**EXERCISE**:
Look through the data below and show every line that includes "topic".

**RECORD EXCERPTS**:
##############################

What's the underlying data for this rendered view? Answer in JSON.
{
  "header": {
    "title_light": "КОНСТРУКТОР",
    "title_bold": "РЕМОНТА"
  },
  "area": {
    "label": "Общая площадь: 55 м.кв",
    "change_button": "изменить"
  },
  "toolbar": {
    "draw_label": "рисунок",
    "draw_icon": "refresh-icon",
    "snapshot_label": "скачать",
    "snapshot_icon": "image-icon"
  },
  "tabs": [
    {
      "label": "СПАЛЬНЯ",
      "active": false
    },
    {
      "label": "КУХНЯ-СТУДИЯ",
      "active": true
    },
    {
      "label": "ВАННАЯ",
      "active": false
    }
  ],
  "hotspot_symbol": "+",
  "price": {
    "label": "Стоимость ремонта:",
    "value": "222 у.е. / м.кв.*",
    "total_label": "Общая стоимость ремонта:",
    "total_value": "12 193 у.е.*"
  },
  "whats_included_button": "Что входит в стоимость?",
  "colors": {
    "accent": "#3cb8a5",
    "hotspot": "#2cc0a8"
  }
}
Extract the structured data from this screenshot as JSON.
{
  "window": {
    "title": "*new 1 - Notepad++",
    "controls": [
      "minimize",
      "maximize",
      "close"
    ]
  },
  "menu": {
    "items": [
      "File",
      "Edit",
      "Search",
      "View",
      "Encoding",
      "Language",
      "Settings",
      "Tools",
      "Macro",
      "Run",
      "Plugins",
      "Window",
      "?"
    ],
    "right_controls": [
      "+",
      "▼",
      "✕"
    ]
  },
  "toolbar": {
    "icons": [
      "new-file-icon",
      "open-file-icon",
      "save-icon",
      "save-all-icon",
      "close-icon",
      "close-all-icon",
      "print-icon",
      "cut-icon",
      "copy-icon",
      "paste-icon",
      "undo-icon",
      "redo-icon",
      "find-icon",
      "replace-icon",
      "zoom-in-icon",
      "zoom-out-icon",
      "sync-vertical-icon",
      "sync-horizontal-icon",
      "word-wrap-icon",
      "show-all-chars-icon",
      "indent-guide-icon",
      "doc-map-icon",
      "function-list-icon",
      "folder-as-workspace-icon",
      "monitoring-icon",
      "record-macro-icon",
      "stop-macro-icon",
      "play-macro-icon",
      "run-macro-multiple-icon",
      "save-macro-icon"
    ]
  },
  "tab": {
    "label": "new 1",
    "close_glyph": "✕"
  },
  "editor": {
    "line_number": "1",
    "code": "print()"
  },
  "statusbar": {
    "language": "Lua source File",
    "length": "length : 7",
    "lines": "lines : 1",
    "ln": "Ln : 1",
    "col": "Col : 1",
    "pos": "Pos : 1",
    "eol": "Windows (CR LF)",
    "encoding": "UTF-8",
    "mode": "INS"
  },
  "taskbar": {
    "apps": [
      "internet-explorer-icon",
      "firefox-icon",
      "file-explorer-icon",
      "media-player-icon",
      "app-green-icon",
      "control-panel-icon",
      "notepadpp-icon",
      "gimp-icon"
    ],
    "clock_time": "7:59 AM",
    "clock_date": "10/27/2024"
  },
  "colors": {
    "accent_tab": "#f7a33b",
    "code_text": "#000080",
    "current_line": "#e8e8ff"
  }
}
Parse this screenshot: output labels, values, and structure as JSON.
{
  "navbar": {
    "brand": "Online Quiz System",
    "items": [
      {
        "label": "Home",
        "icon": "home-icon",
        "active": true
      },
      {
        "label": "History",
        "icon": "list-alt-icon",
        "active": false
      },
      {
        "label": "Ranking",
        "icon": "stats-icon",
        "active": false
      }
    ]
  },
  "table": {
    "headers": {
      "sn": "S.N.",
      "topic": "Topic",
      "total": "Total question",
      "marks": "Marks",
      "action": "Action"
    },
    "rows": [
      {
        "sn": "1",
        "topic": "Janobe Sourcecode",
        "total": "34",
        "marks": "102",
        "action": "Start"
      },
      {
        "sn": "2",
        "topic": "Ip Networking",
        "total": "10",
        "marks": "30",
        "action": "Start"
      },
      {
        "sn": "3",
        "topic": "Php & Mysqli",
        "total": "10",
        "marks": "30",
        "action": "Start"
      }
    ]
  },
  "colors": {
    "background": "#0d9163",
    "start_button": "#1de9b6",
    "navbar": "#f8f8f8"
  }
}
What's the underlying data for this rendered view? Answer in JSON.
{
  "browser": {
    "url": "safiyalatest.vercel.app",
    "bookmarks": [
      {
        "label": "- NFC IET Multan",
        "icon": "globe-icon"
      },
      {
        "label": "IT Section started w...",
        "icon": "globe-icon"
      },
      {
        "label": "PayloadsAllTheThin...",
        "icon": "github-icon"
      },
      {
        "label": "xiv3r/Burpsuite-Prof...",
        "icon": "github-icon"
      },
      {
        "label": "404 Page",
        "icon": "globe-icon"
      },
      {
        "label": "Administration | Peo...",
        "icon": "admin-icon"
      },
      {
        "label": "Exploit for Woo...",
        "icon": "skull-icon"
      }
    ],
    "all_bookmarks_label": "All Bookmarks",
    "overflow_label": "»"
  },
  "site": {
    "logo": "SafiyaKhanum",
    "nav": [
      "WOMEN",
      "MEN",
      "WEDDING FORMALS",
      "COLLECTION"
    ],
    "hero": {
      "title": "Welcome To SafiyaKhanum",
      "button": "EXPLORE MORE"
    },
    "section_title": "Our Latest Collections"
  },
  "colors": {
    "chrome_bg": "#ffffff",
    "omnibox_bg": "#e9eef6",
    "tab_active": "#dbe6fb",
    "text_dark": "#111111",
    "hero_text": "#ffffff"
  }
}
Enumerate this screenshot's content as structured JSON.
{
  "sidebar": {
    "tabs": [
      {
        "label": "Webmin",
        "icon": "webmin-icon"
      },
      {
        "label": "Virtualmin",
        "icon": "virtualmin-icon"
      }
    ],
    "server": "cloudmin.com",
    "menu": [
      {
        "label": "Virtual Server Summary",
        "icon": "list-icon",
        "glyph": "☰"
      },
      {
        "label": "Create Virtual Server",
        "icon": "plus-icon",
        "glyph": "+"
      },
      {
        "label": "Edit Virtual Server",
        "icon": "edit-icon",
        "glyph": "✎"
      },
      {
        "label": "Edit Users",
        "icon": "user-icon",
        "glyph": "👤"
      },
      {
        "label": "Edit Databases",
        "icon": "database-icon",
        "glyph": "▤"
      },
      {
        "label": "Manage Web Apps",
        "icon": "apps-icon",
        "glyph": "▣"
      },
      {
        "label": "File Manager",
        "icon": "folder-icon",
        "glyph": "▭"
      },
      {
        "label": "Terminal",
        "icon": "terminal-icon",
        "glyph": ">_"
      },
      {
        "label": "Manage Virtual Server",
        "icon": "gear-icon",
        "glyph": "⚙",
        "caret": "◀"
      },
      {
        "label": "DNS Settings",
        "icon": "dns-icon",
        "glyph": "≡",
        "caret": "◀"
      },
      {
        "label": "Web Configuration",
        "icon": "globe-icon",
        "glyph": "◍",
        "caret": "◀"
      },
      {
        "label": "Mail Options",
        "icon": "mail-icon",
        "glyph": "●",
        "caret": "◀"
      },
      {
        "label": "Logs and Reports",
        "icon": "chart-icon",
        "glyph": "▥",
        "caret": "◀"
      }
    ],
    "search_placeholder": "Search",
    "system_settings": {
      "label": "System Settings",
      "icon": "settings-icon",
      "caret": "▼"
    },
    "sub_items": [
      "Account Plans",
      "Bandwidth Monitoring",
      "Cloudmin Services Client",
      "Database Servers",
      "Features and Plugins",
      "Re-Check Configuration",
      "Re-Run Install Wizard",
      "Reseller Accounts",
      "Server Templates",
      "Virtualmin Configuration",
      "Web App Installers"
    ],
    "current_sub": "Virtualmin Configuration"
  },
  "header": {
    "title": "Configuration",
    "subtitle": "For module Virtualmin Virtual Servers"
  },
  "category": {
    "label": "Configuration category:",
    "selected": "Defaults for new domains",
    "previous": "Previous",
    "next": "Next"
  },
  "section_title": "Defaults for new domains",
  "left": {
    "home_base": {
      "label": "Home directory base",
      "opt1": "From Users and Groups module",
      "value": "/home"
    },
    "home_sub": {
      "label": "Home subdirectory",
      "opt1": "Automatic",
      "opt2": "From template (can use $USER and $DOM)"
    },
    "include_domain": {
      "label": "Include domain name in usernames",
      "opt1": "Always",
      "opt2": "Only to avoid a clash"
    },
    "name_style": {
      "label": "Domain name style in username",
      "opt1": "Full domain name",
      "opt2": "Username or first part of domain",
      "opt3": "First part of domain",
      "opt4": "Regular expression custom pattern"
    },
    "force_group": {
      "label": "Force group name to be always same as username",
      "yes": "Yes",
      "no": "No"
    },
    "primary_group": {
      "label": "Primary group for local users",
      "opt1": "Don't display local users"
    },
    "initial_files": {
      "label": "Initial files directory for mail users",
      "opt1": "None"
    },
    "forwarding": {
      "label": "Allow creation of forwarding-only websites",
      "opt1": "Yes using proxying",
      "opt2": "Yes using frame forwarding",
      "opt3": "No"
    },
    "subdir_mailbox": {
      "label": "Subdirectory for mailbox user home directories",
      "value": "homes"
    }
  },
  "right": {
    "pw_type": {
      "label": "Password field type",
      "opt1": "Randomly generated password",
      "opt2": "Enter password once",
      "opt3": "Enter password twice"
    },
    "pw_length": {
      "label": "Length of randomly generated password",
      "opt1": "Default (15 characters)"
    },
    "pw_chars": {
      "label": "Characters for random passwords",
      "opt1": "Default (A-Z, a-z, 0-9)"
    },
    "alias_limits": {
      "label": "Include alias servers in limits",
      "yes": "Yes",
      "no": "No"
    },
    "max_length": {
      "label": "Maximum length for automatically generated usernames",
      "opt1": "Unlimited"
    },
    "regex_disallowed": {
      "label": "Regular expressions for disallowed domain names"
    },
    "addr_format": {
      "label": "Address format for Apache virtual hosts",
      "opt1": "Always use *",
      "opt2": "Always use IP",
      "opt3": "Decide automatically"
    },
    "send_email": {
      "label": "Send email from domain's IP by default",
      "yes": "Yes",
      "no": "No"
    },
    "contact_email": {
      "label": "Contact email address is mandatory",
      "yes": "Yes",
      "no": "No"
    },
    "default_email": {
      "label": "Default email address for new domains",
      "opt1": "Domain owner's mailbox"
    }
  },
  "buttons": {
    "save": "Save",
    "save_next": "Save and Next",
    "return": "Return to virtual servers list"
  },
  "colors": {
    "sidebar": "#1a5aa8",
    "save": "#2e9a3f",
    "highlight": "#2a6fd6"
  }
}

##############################

**RESPONSE TO THE TASK**:
      "topic": "Topic",
        "topic": "Janobe Sourcecode",
        "topic": "Ip Networking",
        "topic": "Php & Mysqli",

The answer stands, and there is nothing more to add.